Still doctor no as court backs OIA
A medical student who twice failed his final-year examinations has lost a legal battle over the decision not to award him a degree. Amandip Sandhar, a University of Manchester student, narrowly failed his year-five exams in 2008. He was allowed to resit them in 2009, but was again unsuccessful. He declined a third chance to retake the final year, saying that Manchester should have granted him a degree given mitigating circumstances including the anxiety caused by the illness and death of his grandmother. After exhausting internal procedures at Manchester, he took his case to the Office of the Independent Adjudicator in October 2009, which backed the university's stance. He challenged the OIA's fitness to rule on the matter, claiming that it was not impartial because its funding came from university subscriptions. But the Court of Appeal has now dismissed Mr Sandhar's case for a judicial review, saying that there is no evidence to doubt the OIA's impartiality because independent directors make up the majority of its board. It also backed the OIA's handling of the case.
Science and technology
Souped-up laboratory conditions
Universities are to be encouraged to improve the design of their laboratories to save money, improve performance and reduce their environmental impact. An awards scheme launched by the Safe, Successful and Sustainable Laboratories (S-Lab) initiative at the University of Bradford will reward strategies such as the project at the University of Edinburgh's School of Chemistry, which cut purchasing costs by £100,000 by introducing "cradle-to-grave" tracking of chemicals. Seven awards will be made in the first year, with applications due in by 29 February.
PhD passage to India and US
The British Council is inviting proposals for grants under the UK-India Education and Research Initiative. Ten grants of up to £50,000 each are being made available as part of the Trilateral Research in Partnership Awards, which aim to support the mobility of PhD and postdoctoral students between the UK, India and the US. Funds are available to support projects of up to two years that encourage multidisciplinary research projects and sustainable institutional links between the nations. Each proposal must be supported by a UK, a US and an Indian institution and endorsed by the respective heads of department or their equivalent. All proposals will need to include details of additional contributions to be made by the three institutions involved.
Stiff competition stiffer still
The number of graduates chasing every job offered by top employers in the UK has risen to more than 50, according to a report. The Graduate Market in 2012, published last week by High Fliers Research, says that applications for graduate posts at the UK's 100 leading employers starting in 2012 have risen by 19 per cent so far compared with 2011. Some firms have even reported double the usual volume of applicants in the early stages of their 2011-12 recruitment campaigns. The report also states that the number of vacancies for graduates will rise for the third year running in 2012 - up by 6.4 per cent on 2011 - but will remain 6 per cent below the pre-recession levels seen in 2007.

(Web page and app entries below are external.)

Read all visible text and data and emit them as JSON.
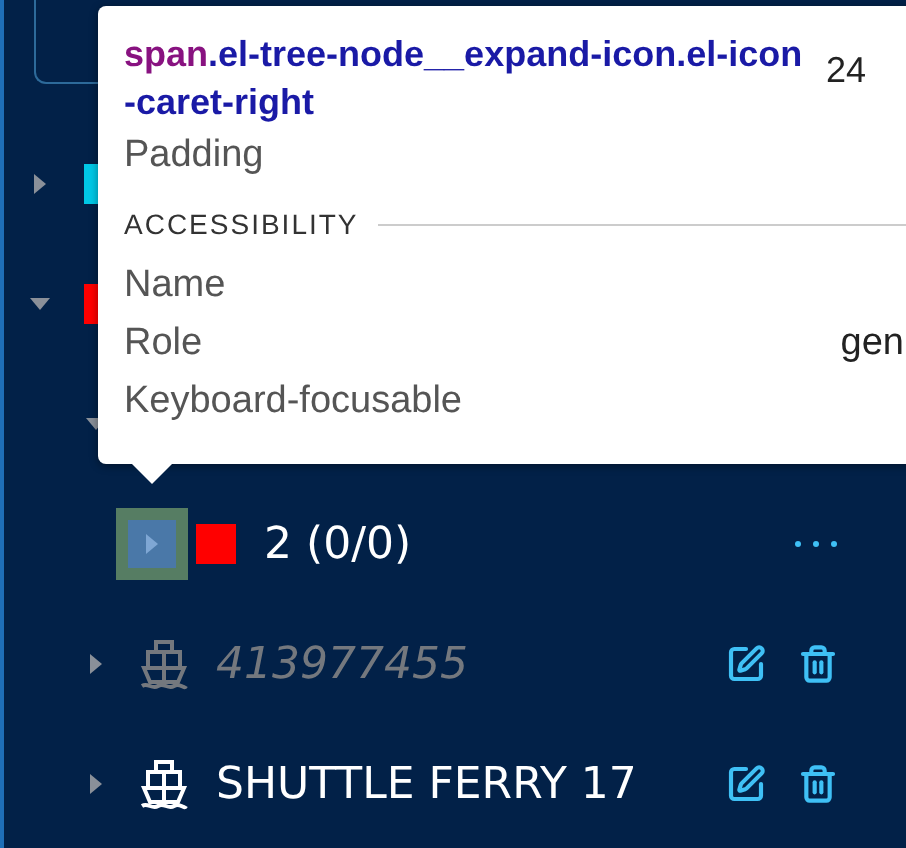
{
  "tree": [
    {
      "kind": "group",
      "color": "#00c8e6",
      "expanded": false,
      "inspected": false
    },
    {
      "kind": "group",
      "color": "#ff0000",
      "expanded": true,
      "inspected": false,
      "children": [
        {
          "kind": "folder",
          "expanded": true,
          "inspected": false,
          "children": [
            {
              "kind": "group",
              "label": "2 (0/0)",
              "color": "#ff0000",
              "expanded": false,
              "inspected": true
            }
          ]
        },
        {
          "kind": "ship",
          "label": "413977455",
          "online": false,
          "expanded": false,
          "inspected": false
        },
        {
          "kind": "ship",
          "label": "SHUTTLE FERRY 17",
          "online": true,
          "expanded": false,
          "inspected": false
        }
      ]
    }
  ],
  "inspector": {
    "tag": "span",
    "selector": ".el-tree-node__expand-icon.el-icon-caret-right",
    "size": "24",
    "rows": [
      {
        "label": "Padding"
      }
    ],
    "section": "ACCESSIBILITY",
    "accessibility": [
      {
        "label": "Name"
      },
      {
        "label": "Role",
        "value": "gen"
      },
      {
        "label": "Keyboard-focusable"
      }
    ]
  }
}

The claim by gay rights group Stonewall that there are almost no "visible gay role models" in higher education was challenged robustly on Twitter.
Kathleen Richardson, a researcher at University College London, writes: "I'm not sure what a 'gay role model' is. What are they meant to do? #universities good place to be gay."

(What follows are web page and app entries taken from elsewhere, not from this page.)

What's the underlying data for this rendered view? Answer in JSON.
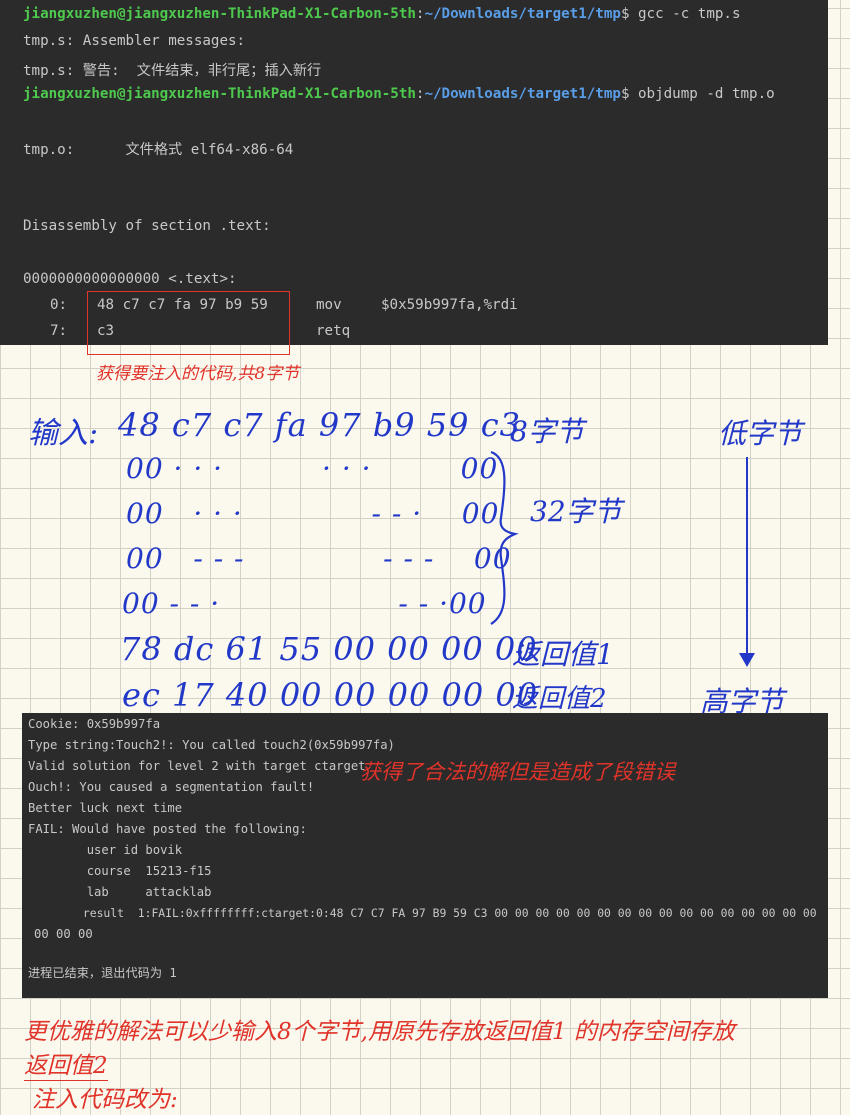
{
  "terminal_top": {
    "cmd1": {
      "user_host": "jiangxuzhen@jiangxuzhen-ThinkPad-X1-Carbon-5th",
      "colon": ":",
      "path": "~/Downloads/target1/tmp",
      "dollar_cmd": "$ gcc -c tmp.s"
    },
    "msg1": "tmp.s: Assembler messages:",
    "msg2": "tmp.s: 警告:  文件结束，非行尾；插入新行",
    "cmd2": {
      "user_host": "jiangxuzhen@jiangxuzhen-ThinkPad-X1-Carbon-5th",
      "colon": ":",
      "path": "~/Downloads/target1/tmp",
      "dollar_cmd": "$ objdump -d tmp.o"
    },
    "file_format": "tmp.o:      文件格式 elf64-x86-64",
    "section": "Disassembly of section .text:",
    "label": "0000000000000000 <.text>:",
    "rows": [
      {
        "addr": "0:",
        "bytes": "48 c7 c7 fa 97 b9 59",
        "mnemonic": "mov",
        "operands": "$0x59b997fa,%rdi"
      },
      {
        "addr": "7:",
        "bytes": "c3",
        "mnemonic": "retq",
        "operands": ""
      }
    ]
  },
  "notes": {
    "box_caption": "获得要注入的代码,共8字节",
    "input_label": "输入:",
    "rows": [
      {
        "text": "48 c7 c7 fa 97 b9 59 c3"
      },
      {
        "text": "00 · · ·          · · ·         00"
      },
      {
        "text": "00   · · ·             - - ·    00"
      },
      {
        "text": "00   - - -              - - -    00"
      },
      {
        "text": "00 - - ·                  - - ·00"
      },
      {
        "text": "78 dc 61 55 00 00 00 00"
      },
      {
        "text": "ec 17 40 00 00 00 00 00"
      }
    ],
    "eight_bytes": "8字节",
    "thirty_two_bytes": "32字节",
    "low_byte": "低字节",
    "high_byte": "高字节",
    "ret1": "返回值1",
    "ret2": "返回值2",
    "segfault_note": "获得了合法的解但是造成了段错误",
    "better_line1": "更优雅的解法可以少输入8个字节,用原先存放返回值1 的内存空间存放",
    "better_line2": "返回值2",
    "inject_change": "注入代码改为:"
  },
  "terminal_bottom": {
    "lines": [
      "Cookie: 0x59b997fa",
      "Type string:Touch2!: You called touch2(0x59b997fa)",
      "Valid solution for level 2 with target ctarget",
      "Ouch!: You caused a segmentation fault!",
      "Better luck next time",
      "FAIL: Would have posted the following:",
      "        user id bovik",
      "        course  15213-f15",
      "        lab     attacklab",
      "        result  1:FAIL:0xffffffff:ctarget:0:48 C7 C7 FA 97 B9 59 C3 00 00 00 00 00 00 00 00 00 00 00 00 00 00 00 00",
      "00 00 00",
      "",
      "进程已结束，退出代码为 1"
    ]
  },
  "colors": {
    "terminal_bg": "#2b2b2b",
    "prompt_green": "#4ec94e",
    "prompt_blue": "#5a9ee8",
    "ink_red": "#e0332a",
    "ink_blue": "#2238c8"
  }
}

David Smith, a professor at the University of York, agreed, but writes: "I would also add that effective gay role models in science academia are still very rare."